A few days ago, hundreds academicians, technocrats, politicians and members of a general public, held a consultative meeting here in Mwanza City to discuss the Constitution Review Act of 2011 which was amended early this year. Participants strongly think that the population in general has little knowledge on the Constitution Review Act and on other pertinent issues.
One resident, Mr Augustine Nyakatoma said, “Most people, particularly those in rural areas are not even aware of the current constitution, let alone the Constitutional Review Act of 201. In January, last year, President Jakaya Kikwete pledged to call a referendum for a new constitution and also reaffirmed the government’s commitment to ensure the new constitution will be in place by the year 2014, a year before the next presidential and parliamentary elections.
As part of the preparations, the Tanzania National Assembly passed the Constitutional Review Bill on November 18, 2011 and the President accented it into a Law just a week later. However, President Kikwete reiterated that the government would not close its doors to constructive opinions and suggestions from the people.
Following an overwhelming views and opinions from various segments of the society, the government early February, this year proposed some amendments that were presented to the National Assembly for approval. Experts think that intensified public awareness should be directed at the rural population, “If we are not careful we may just find the entire process hijacked by elites who reside in urban areas,” says a Mwanza city resident, Mr Elias Lwanchele.

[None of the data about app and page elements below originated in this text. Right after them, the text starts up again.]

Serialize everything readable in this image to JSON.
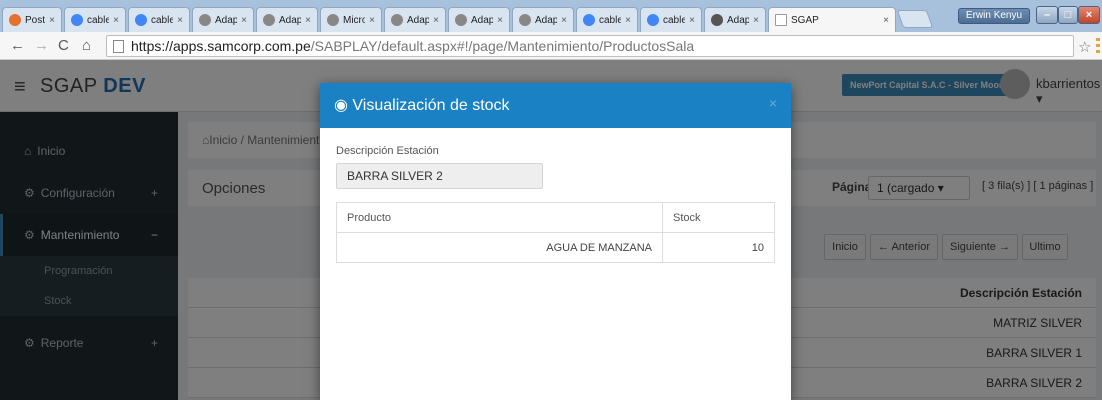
{
  "browser": {
    "tabs": [
      {
        "label": "Postm",
        "color": "#e6702d"
      },
      {
        "label": "cable",
        "color": "#4285f4"
      },
      {
        "label": "cable",
        "color": "#4285f4"
      },
      {
        "label": "Adapt",
        "color": "#888888"
      },
      {
        "label": "Adapt",
        "color": "#888888"
      },
      {
        "label": "Micro",
        "color": "#888888"
      },
      {
        "label": "Adapt",
        "color": "#888888"
      },
      {
        "label": "Adapt",
        "color": "#888888"
      },
      {
        "label": "Adapt",
        "color": "#888888"
      },
      {
        "label": "cable",
        "color": "#4285f4"
      },
      {
        "label": "cable",
        "color": "#4285f4"
      },
      {
        "label": "Adapt",
        "color": "#555555"
      },
      {
        "label": "SGAP",
        "color": "#ffffff"
      }
    ],
    "user_chip": "Erwin Kenyu",
    "url_host": "https://apps.samcorp.com.pe",
    "url_path": "/SABPLAY/default.aspx#!/page/Mantenimiento/ProductosSala"
  },
  "app": {
    "brand_prefix": "SGAP",
    "brand_suffix": "DEV",
    "company": "NewPort Capital S.A.C - Silver Moon",
    "username": "kbarrientos",
    "sidebar": {
      "items": [
        {
          "label": "Inicio",
          "icon": "home-icon"
        },
        {
          "label": "Configuración",
          "icon": "cogs-icon",
          "toggle": "+"
        },
        {
          "label": "Mantenimiento",
          "icon": "cogs-icon",
          "toggle": "−"
        },
        {
          "label": "Reporte",
          "icon": "cogs-icon",
          "toggle": "+"
        }
      ],
      "subitems": [
        "Programación",
        "Stock"
      ]
    },
    "breadcrumb": {
      "home": "Inicio",
      "separator": "/",
      "current": "Mantenimiento"
    },
    "options_title": "Opciones",
    "pager": {
      "label": "Página",
      "selected": "1 (cargado",
      "info": "[ 3 fila(s) ]   [ 1 páginas ]",
      "buttons": {
        "first": "Inicio",
        "prev": "← Anterior",
        "next": "Siguiente →",
        "last": "Ultimo"
      }
    },
    "grid": {
      "header": "Descripción Estación",
      "rows": [
        "MATRIZ SILVER",
        "BARRA SILVER 1",
        "BARRA SILVER 2"
      ]
    }
  },
  "modal": {
    "title": "Visualización de stock",
    "close": "×",
    "field_label": "Descripción Estación",
    "field_value": "BARRA SILVER 2",
    "table": {
      "headers": [
        "Producto",
        "Stock"
      ],
      "rows": [
        {
          "producto": "AGUA DE MANZANA",
          "stock": "10"
        }
      ]
    }
  }
}
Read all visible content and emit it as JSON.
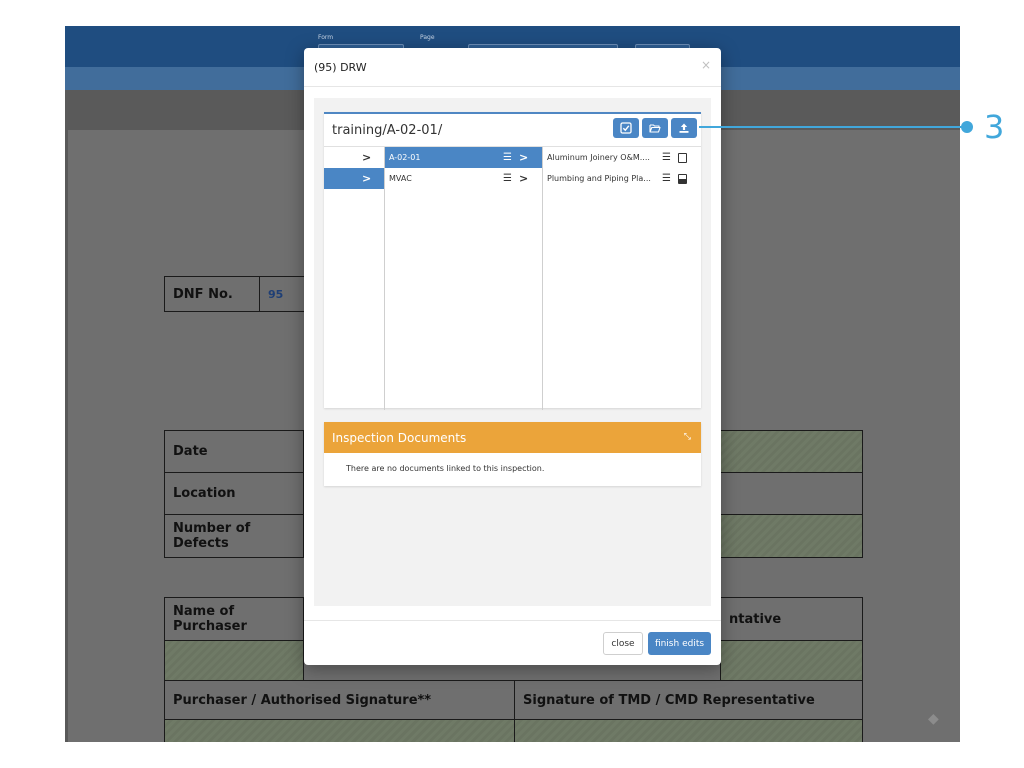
{
  "app": {
    "topbar": {
      "form_label": "Form",
      "page_label": "Page"
    },
    "form": {
      "dnf_label": "DNF No.",
      "dnf_value": "95",
      "date_label": "Date",
      "location_label": "Location",
      "defects_label": "Number of Defects",
      "purchaser_name_label": "Name of Purchaser",
      "representative_label": "ntative",
      "purchaser_signature_label": "Purchaser / Authorised Signature**",
      "tmd_signature_label": "Signature of TMD / CMD Representative"
    }
  },
  "modal": {
    "title": "(95) DRW",
    "close_symbol": "×",
    "browser": {
      "path": "training/A-02-01/",
      "buttons": [
        "check-square-icon",
        "folder-open-icon",
        "upload-icon"
      ],
      "column1": [
        {
          "arrow": ">",
          "selected": false
        },
        {
          "arrow": ">",
          "selected": true
        }
      ],
      "column2": [
        {
          "label": "A-02-01",
          "selected": true
        },
        {
          "label": "MVAC",
          "selected": false
        }
      ],
      "column3": [
        {
          "label": "Aluminum Joinery O&M....",
          "file_icon": "pdf-file-icon"
        },
        {
          "label": "Plumbing and Piping Pla...",
          "file_icon": "image-file-icon"
        }
      ]
    },
    "inspection": {
      "title": "Inspection Documents",
      "empty_message": "There are no documents linked to this inspection."
    },
    "footer": {
      "close_label": "close",
      "finish_label": "finish edits"
    }
  },
  "callout": {
    "number": "3",
    "color": "#41a7db"
  },
  "colors": {
    "accent": "#4a86c5",
    "inspection_header": "#eba43a",
    "topbar": "#1f4d80"
  }
}
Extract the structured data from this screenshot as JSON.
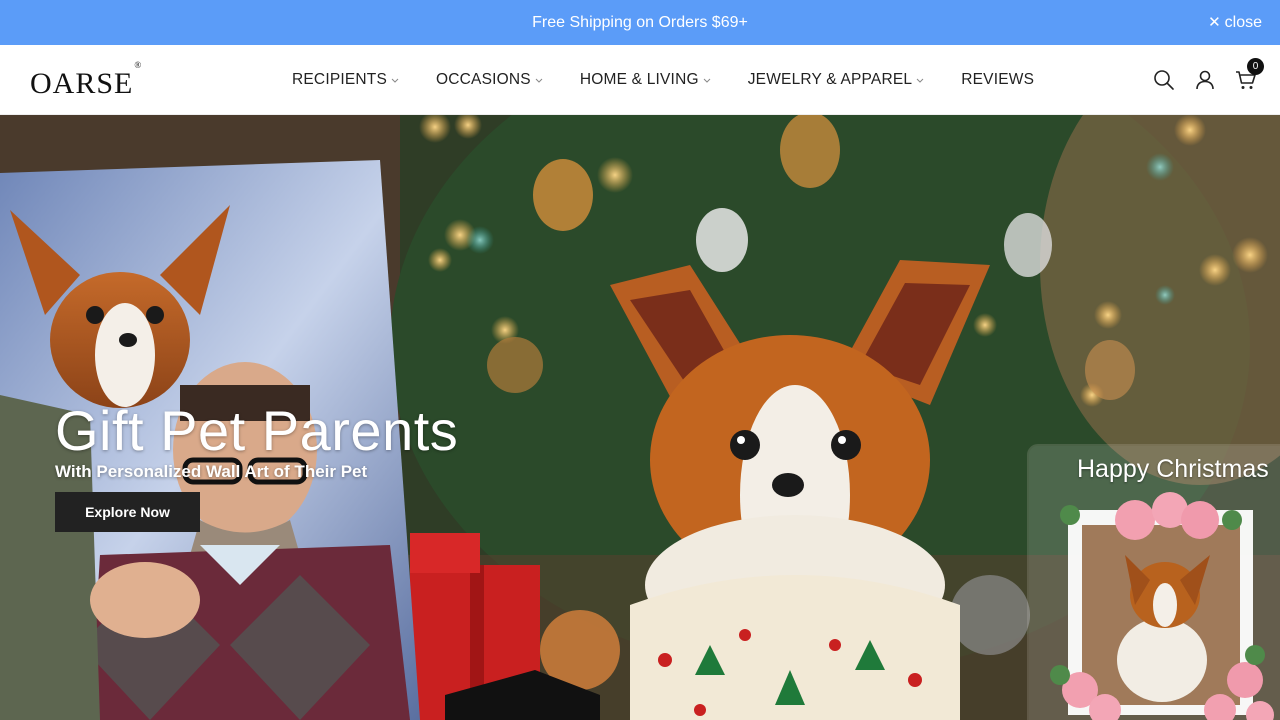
{
  "announcement": {
    "text": "Free Shipping on Orders $69+",
    "close_label": "close"
  },
  "header": {
    "logo": "OARSE",
    "logo_mark": "®",
    "nav": [
      {
        "label": "RECIPIENTS",
        "has_dropdown": true
      },
      {
        "label": "OCCASIONS",
        "has_dropdown": true
      },
      {
        "label": "HOME & LIVING",
        "has_dropdown": true
      },
      {
        "label": "JEWELRY & APPAREL",
        "has_dropdown": true
      },
      {
        "label": "REVIEWS",
        "has_dropdown": false
      }
    ],
    "icons": [
      "search-icon",
      "account-icon",
      "cart-icon"
    ],
    "cart_count": "0"
  },
  "hero": {
    "title": "Gift Pet Parents",
    "subtitle": "With Personalized Wall Art of Their Pet",
    "cta_label": "Explore Now",
    "frame_text": "Happy Christmas"
  },
  "colors": {
    "announcement_bg": "#5b9cf8",
    "button_bg": "#222222",
    "text_dark": "#222222"
  }
}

Igogo ward executive officer, Nyamagana district, Joseph urges relevant authorities to take pragmatic measures in addressing the matter as, “I think the government itself needs to take a lead in this exercise and other players would follow suit.” Several sections of the Bill, for example, came under fire for what critics regarded as strict restrictions in discussing some “sensitive matters,” such as the union between Zanzibar and the Tanzania mainland.
Critics argue that such limitations could deny the public of their “absolute right” to express their views and opinions and “I think people, should be allowed to discuss the 1964 union between Tanganyika and Zanzibar and ultimately decide on the type of union the people would prefer to have,” said one speaker.
The new Act also allows the president in consultation with the president of Zanzibar to select members of the commission that would oversee collection of people’s views and opinions on the proposed constitution. “We think NGOs, trade unions, religious institutions, political parties, academics, need to have their own selections and representation in the envisaged commission,” said Mr Lubale.
Mr Abubakar Kassan, the Executive Director of Nyamagana NGO Network reiterates the need for the general public to refrain from discussing what he described as trivial issues. “Let us focus on fundamental issues that will determine the destiny of our country. The president has agreed to give us the opportunity to discuss the Constitution, so let us make meaningful contributions,” Kassan said.
In his monthly address to the nation in February this year, President Kikwete urged Tanzanians to fully participate on the on-going processes toward writing a new constitution in the country. Mr Kassan also shared same sentiments as saying, “Let us read and try to understand the current constitution and come out with relevant suggestions aimed at improving it. The task of educating the public shouldn’t be left to the government alone and on the contrary every one of us must play an active role in this exercise.” Mr Kassan also calls on media practitioners to educate the people on matters pertaining to the constitution.